By Kevin Flanagan
Call me Captain Obvious, but 2020 has been a year that we would all like to forget but most certainly won’t be able to. Terms like self-isolation, social distancing, and the most insidious of them all -the new normal – are so deeply burned into our memory that they are impossible to purge.
And while we all stumbled through these times, and alcohol sales reached new heights, the baseball team that not so long ago ruled the city of Boston has found its way into obscurity.
During a conversation with a member of the 2004 Red Sox that changed the course of history for the “cursed” franchise, I asked him a simple question as this shortened season was about to begin.
How many members of the current starting staff for the club could he name?
He paused for a moment and then offered up the names of Nathan Eovaldi and Eduardo Rodriguez. His list ended there.
When I told him that Rodriguez had been ruled out for the season earlier that morning due to complications from COVID-19, he had a two-word response.
Worse yet, they have claimed the title of the least talked about team in town.

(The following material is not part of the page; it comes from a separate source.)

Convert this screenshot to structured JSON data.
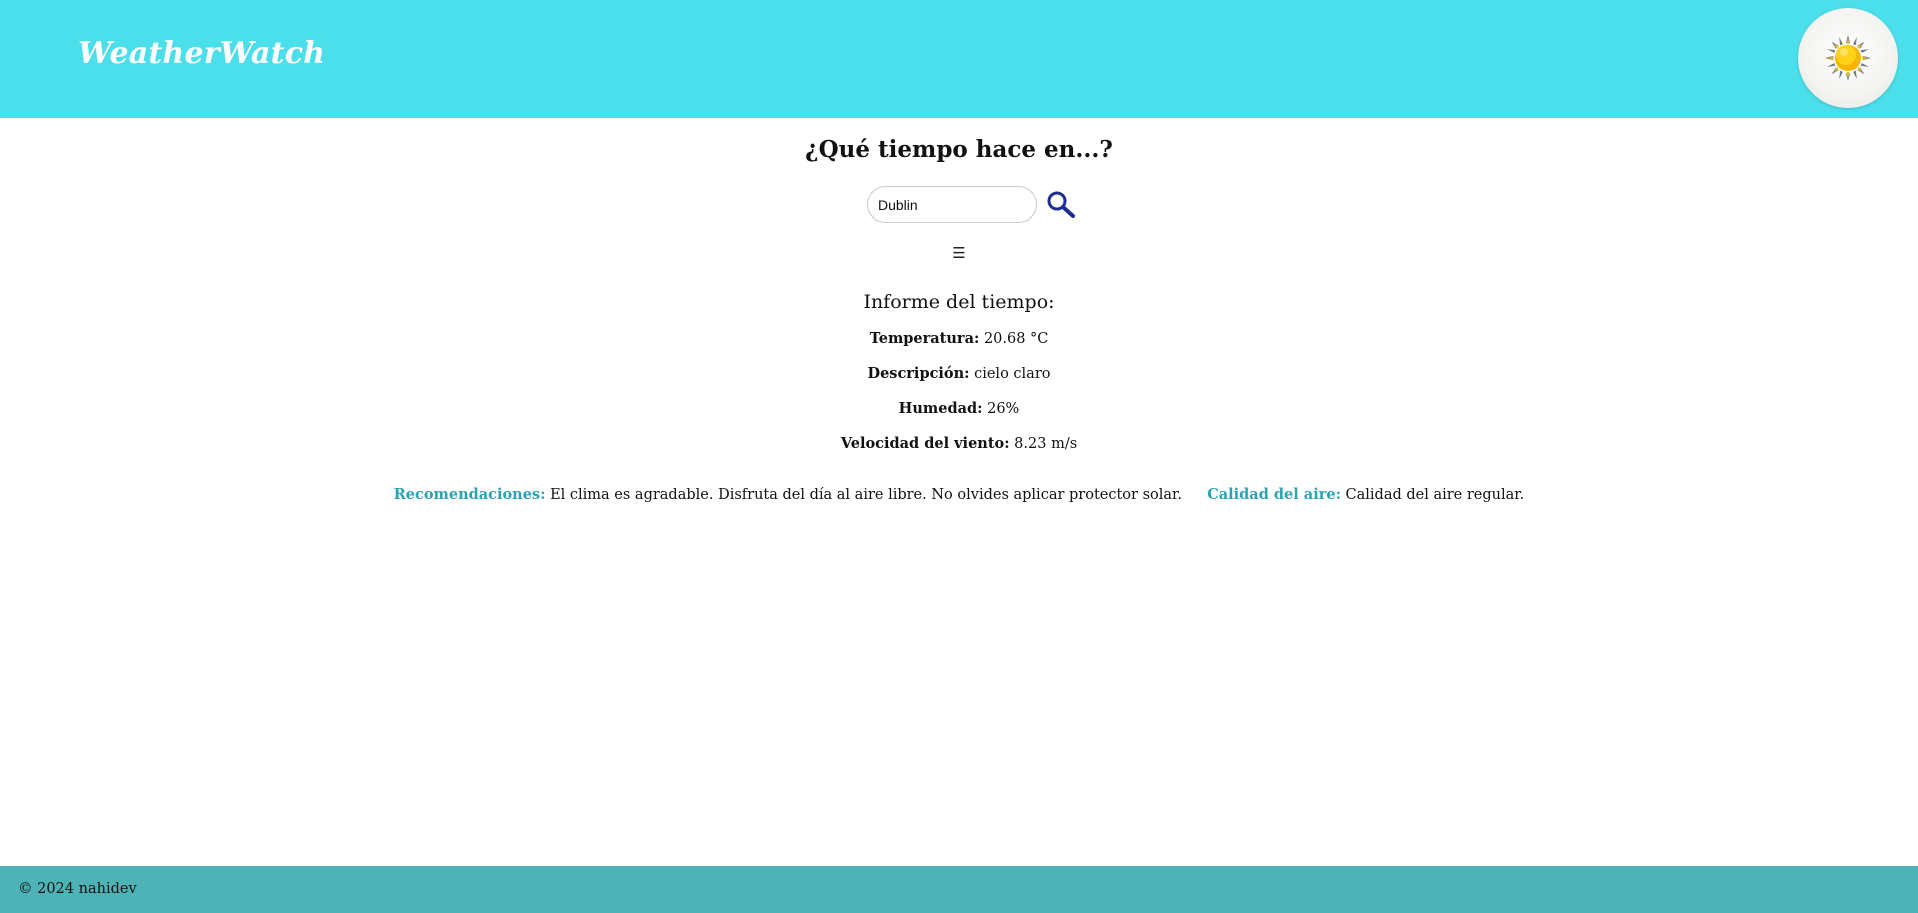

The much-expected trade of Mookie Betts in early February was the first flag of surrender hoisted by the local nine’s front office that calls Fenway Park home. Even though it facilitated the jettisoning of far from loved David Price as part of the deal with the Dodgers, the Sox still found a way to make themselves look silly in the process.
In his first significant move since being named Chief Baseball Officer – a title that couldn’t be more silly if they called him Grand Poobah and fitted him with a Fred Flintstone-like hat made of fur and horns – in October of 2019, Chaim Bloom pulled the trigger on the deal.
After initially agreeing to a package that included a beefy 22-year-old pitcher LA acquired from the Twins to seal the deal, Bloom balked, and like a 6-year-old at recess that felt he wronged, demanded a do-over.
Not exactly the best first impression for an executive with a made-up title in a town that already looks at ownership and management with an increasingly jaundiced eye, it at all.
The wackiness only got worse when they “mutually parted ways” with wunderkind manager Alex Cora from a cheating scandal that he supposedly was the mastermind behind it as a bench coach in Houston just before spring training.
However, he undoubtedly left his bag of tricks in Texas when he led the Red Sox to a World Series Championship during his first year in Boston in 2018 is what John Henry led ownership group would have you believe.
Nothing to see here, right?
Nevertheless, the sparingly little talk surrounding the Sox as they sink further from the minds of New England sports fans centers on Cora’s return to the manager’s office.
With a farm system that has yet to complete pouring a foundation for a massive rebuild, a pitching staff with more holes than it takes to fill Albert Hall, and an offense that’s been middling at best since ’18, if asked for advice, I would offer Cora one word.
Run as fast as you can from the team that sprinted away from you last spring.
The road to redemption for the Red Sox is likely to be a rocky one. Yet the apathy for the club that plays in the lyric little bandbox of a ballpark can only be expected to continue to grow.
To paraphrase the immortal Dean Wormer, returning to a club that is years from contention and many think cheated their way to a championship when you were the skipper is no way to rebuild your career, son.
Follow on Twitter @KevinMFlanagan.